You have learned that you have to think about exception handling cautiously. For example, do NOT catch too broad exception types like System.Exception.
Here is a real-world example of why it is considered harmful.
I suppose the programmer who wrote this code anticipated bogus XML input and wanted to handle it by that catch block.
There are several problems here.
When the catch branch is activated, the contactInfo local variable remains null, so line 243 will experience NullReferenceException. And so it did. Actually, that’s why I examined the code.
If you use ReSharper, it will flag this kind of bogus code by null flow analysis.
But there is another problem here. The XML loading was successful! Despite this fact, the catch caught an exception. It was a NullReferenceException! Now you see a catch-all exception handler hides a programmer error, hides the fact a null reference was not expected and checked.

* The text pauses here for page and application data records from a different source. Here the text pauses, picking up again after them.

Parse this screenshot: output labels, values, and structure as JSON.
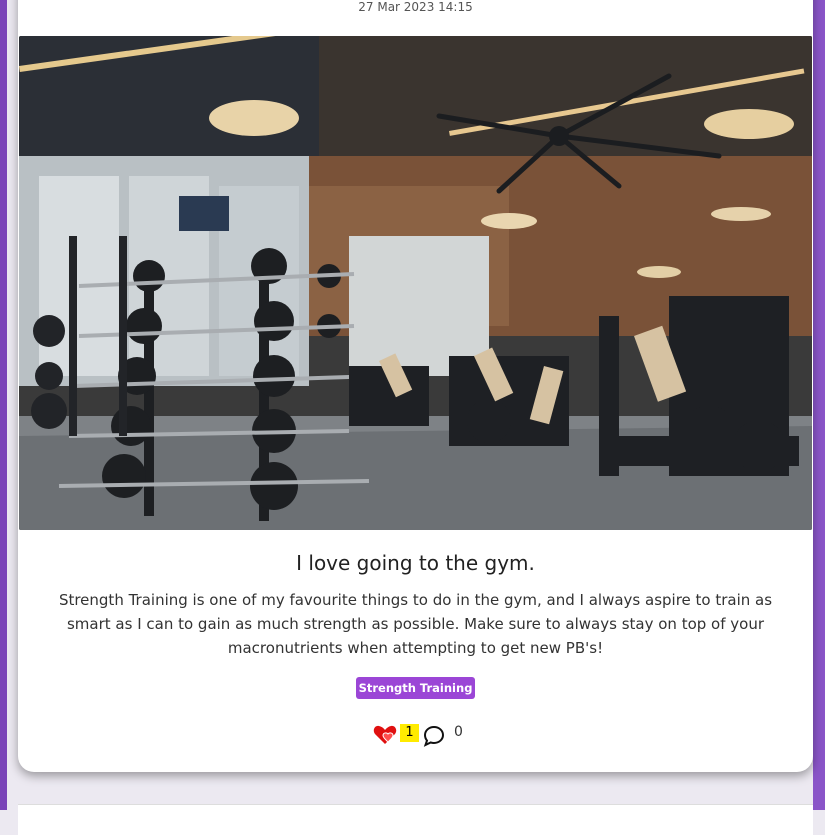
{
  "post": {
    "timestamp": "27 Mar 2023 14:15",
    "title": "I love going to the gym.",
    "body": "Strength Training is one of my favourite things to do in the gym, and I always aspire to train as smart as I can to gain as much strength as possible. Make sure to always stay on top of your macronutrients when attempting to get new PB's!",
    "tag": "Strength Training",
    "likes": "1",
    "comments": "0"
  },
  "icons": {
    "like": "heart-icon",
    "comment": "speech-bubble-icon"
  },
  "colors": {
    "accent": "#9b46d6",
    "background_frame": "#7a44b8",
    "like": "#e01010",
    "badge": "#ffeb00"
  }
}
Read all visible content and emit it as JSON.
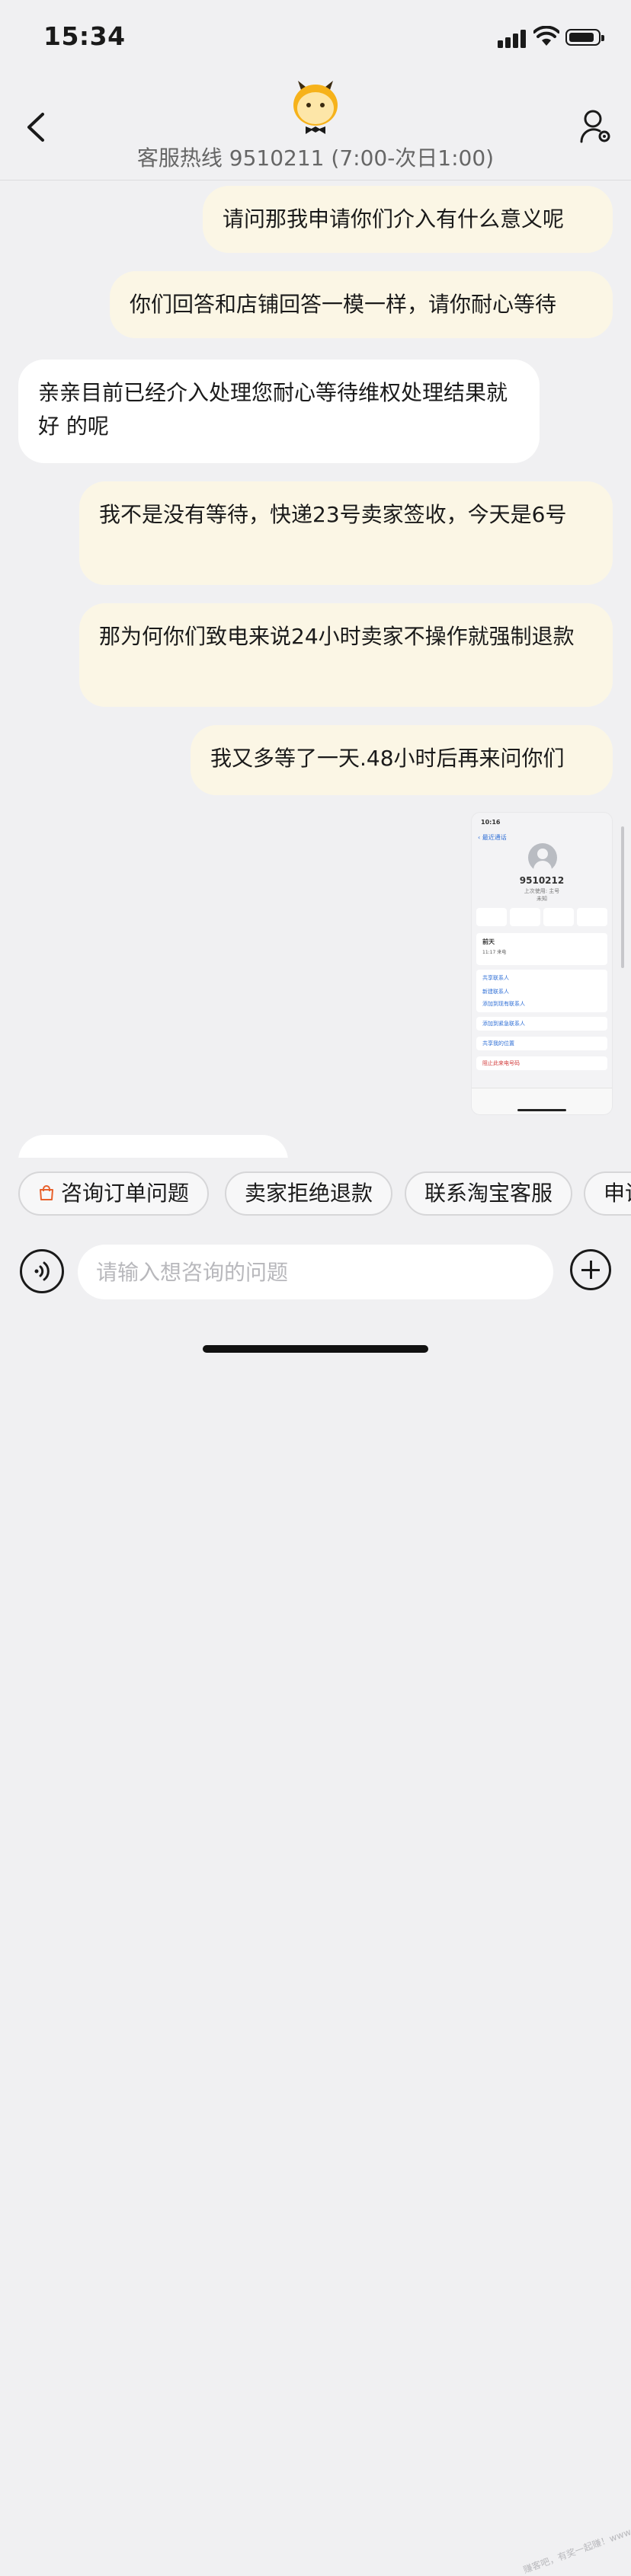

The proper solution would catch XmlExeption only. Besides, the programmer has to decide what a bogus XML means and how to proceed. The rest of the method may be pointless to execute in this case.

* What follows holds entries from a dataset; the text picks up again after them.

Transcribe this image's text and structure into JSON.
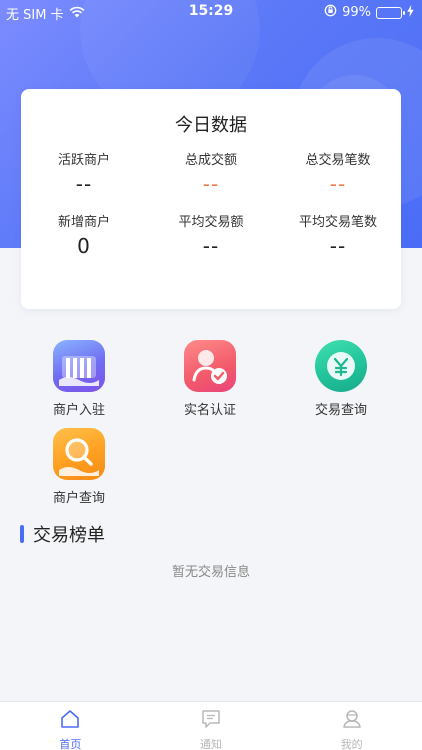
{
  "status_bar": {
    "carrier": "无 SIM 卡",
    "time": "15:29",
    "battery": "99%",
    "battery_level": 0.99
  },
  "today_card": {
    "title": "今日数据",
    "stats": [
      {
        "label": "活跃商户",
        "value": "--"
      },
      {
        "label": "总成交额",
        "value": "--"
      },
      {
        "label": "总交易笔数",
        "value": "--"
      },
      {
        "label": "新增商户",
        "value": "0"
      },
      {
        "label": "平均交易额",
        "value": "--"
      },
      {
        "label": "平均交易笔数",
        "value": "--"
      }
    ]
  },
  "menu": [
    {
      "label": "商户入驻",
      "icon": "merchant-onboarding-icon"
    },
    {
      "label": "实名认证",
      "icon": "real-name-verify-icon"
    },
    {
      "label": "交易查询",
      "icon": "transaction-query-icon"
    },
    {
      "label": "商户查询",
      "icon": "merchant-query-icon"
    }
  ],
  "ranking": {
    "title": "交易榜单",
    "empty_text": "暂无交易信息"
  },
  "tabbar": [
    {
      "label": "首页",
      "icon": "home-icon",
      "active": true
    },
    {
      "label": "通知",
      "icon": "notification-icon",
      "active": false
    },
    {
      "label": "我的",
      "icon": "profile-icon",
      "active": false
    }
  ],
  "colors": {
    "accent": "#4b6cf6",
    "highlight_value": "#f07a4a"
  }
}
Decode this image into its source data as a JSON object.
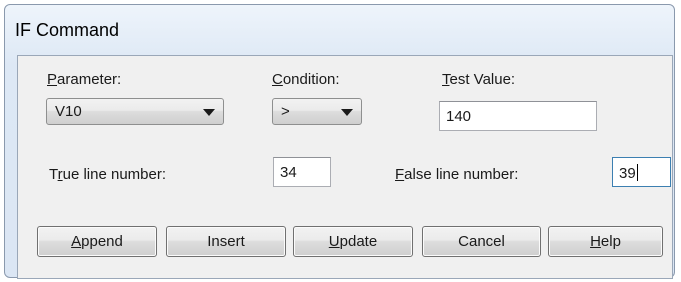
{
  "window": {
    "title": "IF Command"
  },
  "parameter": {
    "label_accel": "P",
    "label_rest": "arameter:",
    "value": "V10",
    "arrow_icon": "chevron-down-icon"
  },
  "condition": {
    "label_accel": "C",
    "label_rest": "ondition:",
    "value": ">",
    "arrow_icon": "chevron-down-icon"
  },
  "test_value": {
    "label_accel": "T",
    "label_rest": "est Value:",
    "value": "140"
  },
  "true_line": {
    "label_pre": "T",
    "label_accel": "r",
    "label_rest": "ue line number:",
    "value": "34"
  },
  "false_line": {
    "label_accel": "F",
    "label_rest": "alse line number:",
    "value": "39"
  },
  "buttons": {
    "append": {
      "accel": "A",
      "rest": "ppend"
    },
    "insert": {
      "label": "Insert"
    },
    "update": {
      "accel": "U",
      "rest": "pdate"
    },
    "cancel": {
      "label": "Cancel"
    },
    "help": {
      "accel": "H",
      "rest": "elp"
    }
  }
}
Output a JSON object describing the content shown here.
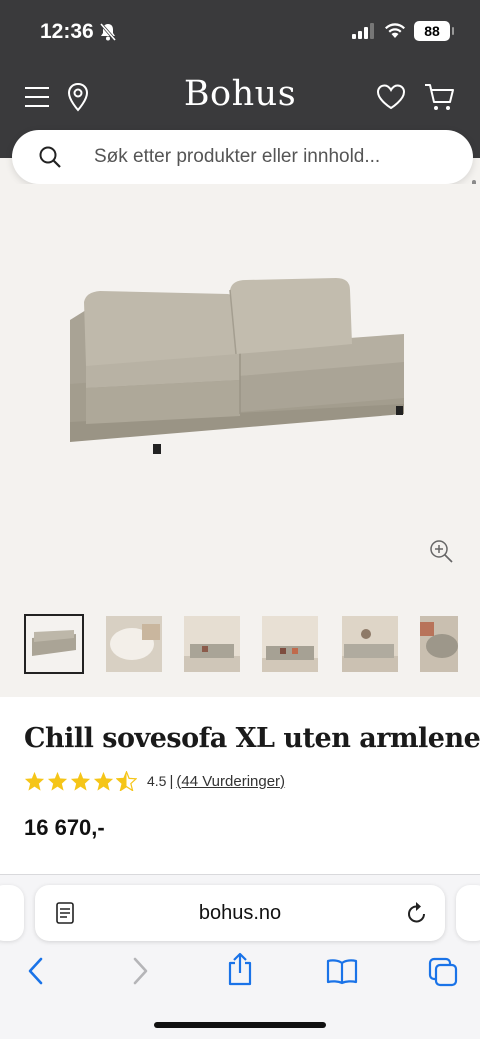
{
  "status": {
    "time": "12:36",
    "battery": "88"
  },
  "header": {
    "brand": "Bohus"
  },
  "search": {
    "placeholder": "Søk etter produkter eller innhold..."
  },
  "product": {
    "title": "Chill sovesofa XL uten armlene",
    "rating_value": "4.5",
    "rating_separator": "|",
    "rating_count": "(44 Vurderinger)",
    "price": "16 670,-",
    "stars": 4.5
  },
  "browser": {
    "url": "bohus.no"
  },
  "colors": {
    "header_bg": "#3a3a3c",
    "star": "#f5c518",
    "link": "#1a73e8"
  },
  "icons": [
    "menu-icon",
    "location-pin-icon",
    "heart-icon",
    "cart-icon",
    "search-icon",
    "zoom-in-icon",
    "reader-icon",
    "reload-icon",
    "back-icon",
    "forward-icon",
    "share-icon",
    "bookmarks-icon",
    "tabs-icon"
  ]
}
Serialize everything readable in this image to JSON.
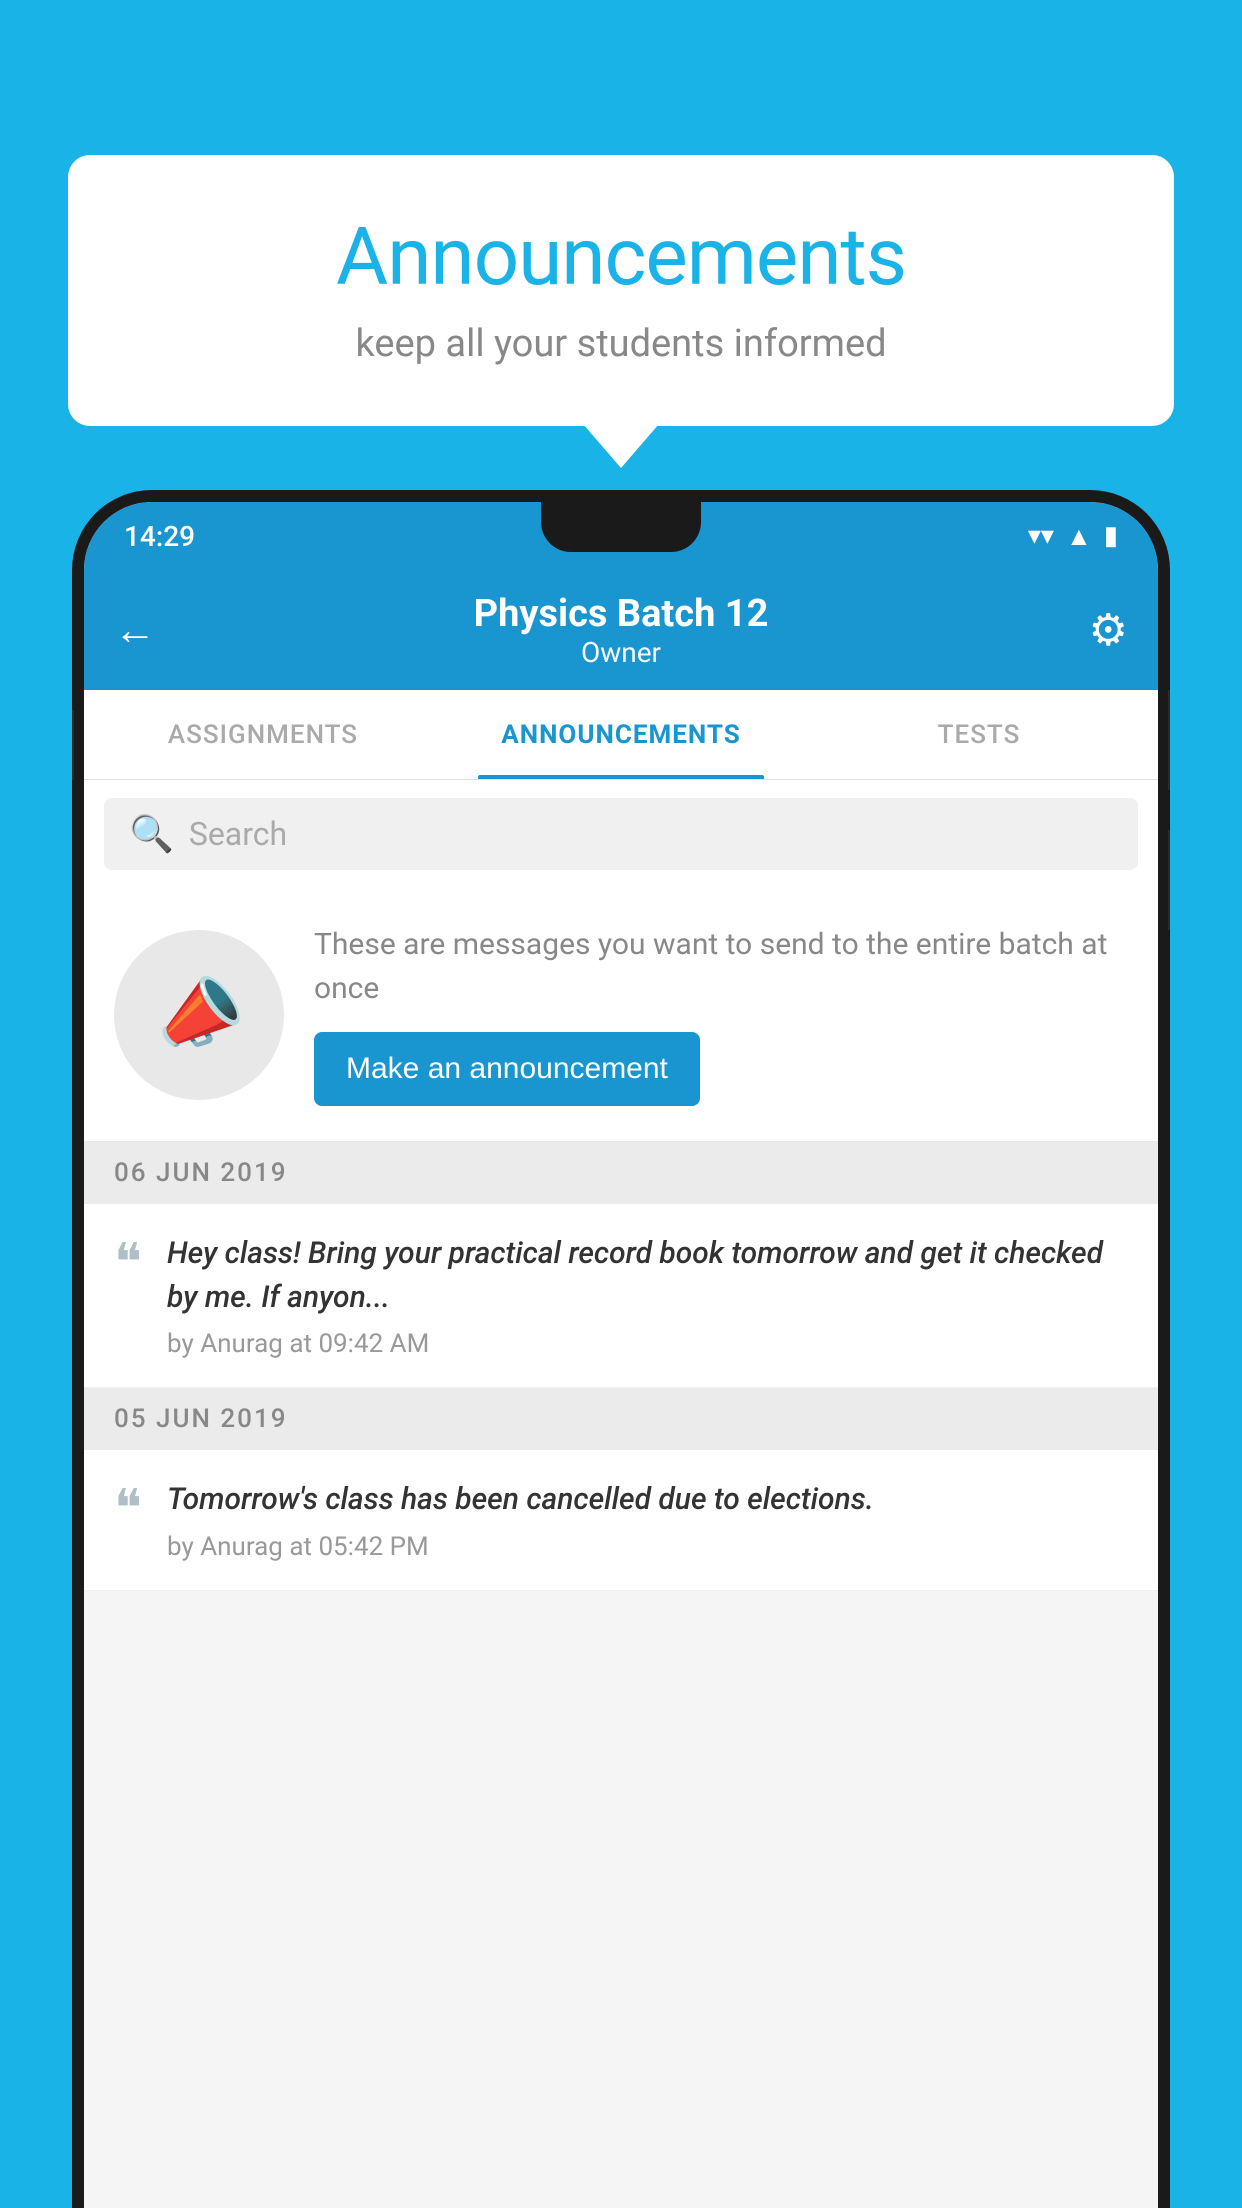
{
  "page": {
    "background_color": "#1ab3e8"
  },
  "speech_bubble": {
    "title": "Announcements",
    "subtitle": "keep all your students informed"
  },
  "phone": {
    "status_bar": {
      "time": "14:29",
      "wifi_icon": "▾",
      "signal_icon": "▲",
      "battery_icon": "▮"
    },
    "app_bar": {
      "back_icon": "←",
      "title": "Physics Batch 12",
      "subtitle": "Owner",
      "settings_icon": "⚙"
    },
    "tabs": [
      {
        "label": "ASSIGNMENTS",
        "active": false
      },
      {
        "label": "ANNOUNCEMENTS",
        "active": true
      },
      {
        "label": "TESTS",
        "active": false
      }
    ],
    "search": {
      "placeholder": "Search"
    },
    "promo": {
      "description": "These are messages you want to send to the entire batch at once",
      "button_label": "Make an announcement"
    },
    "announcements": [
      {
        "date": "06  JUN  2019",
        "message": "Hey class! Bring your practical record book tomorrow and get it checked by me. If anyon...",
        "meta": "by Anurag at 09:42 AM"
      },
      {
        "date": "05  JUN  2019",
        "message": "Tomorrow's class has been cancelled due to elections.",
        "meta": "by Anurag at 05:42 PM"
      }
    ]
  }
}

Moral of the story: catch specific exceptions, and do not be an ignorant person when a tool shows you a potential problem. I have seen this phenomenon in many companies. Resharper or the C# compiler screams that the code potentially blows up or does not do what the programmer intended, but they ignore it. Then the code kicks their ass at runtime. You should know Murphy hates programmers.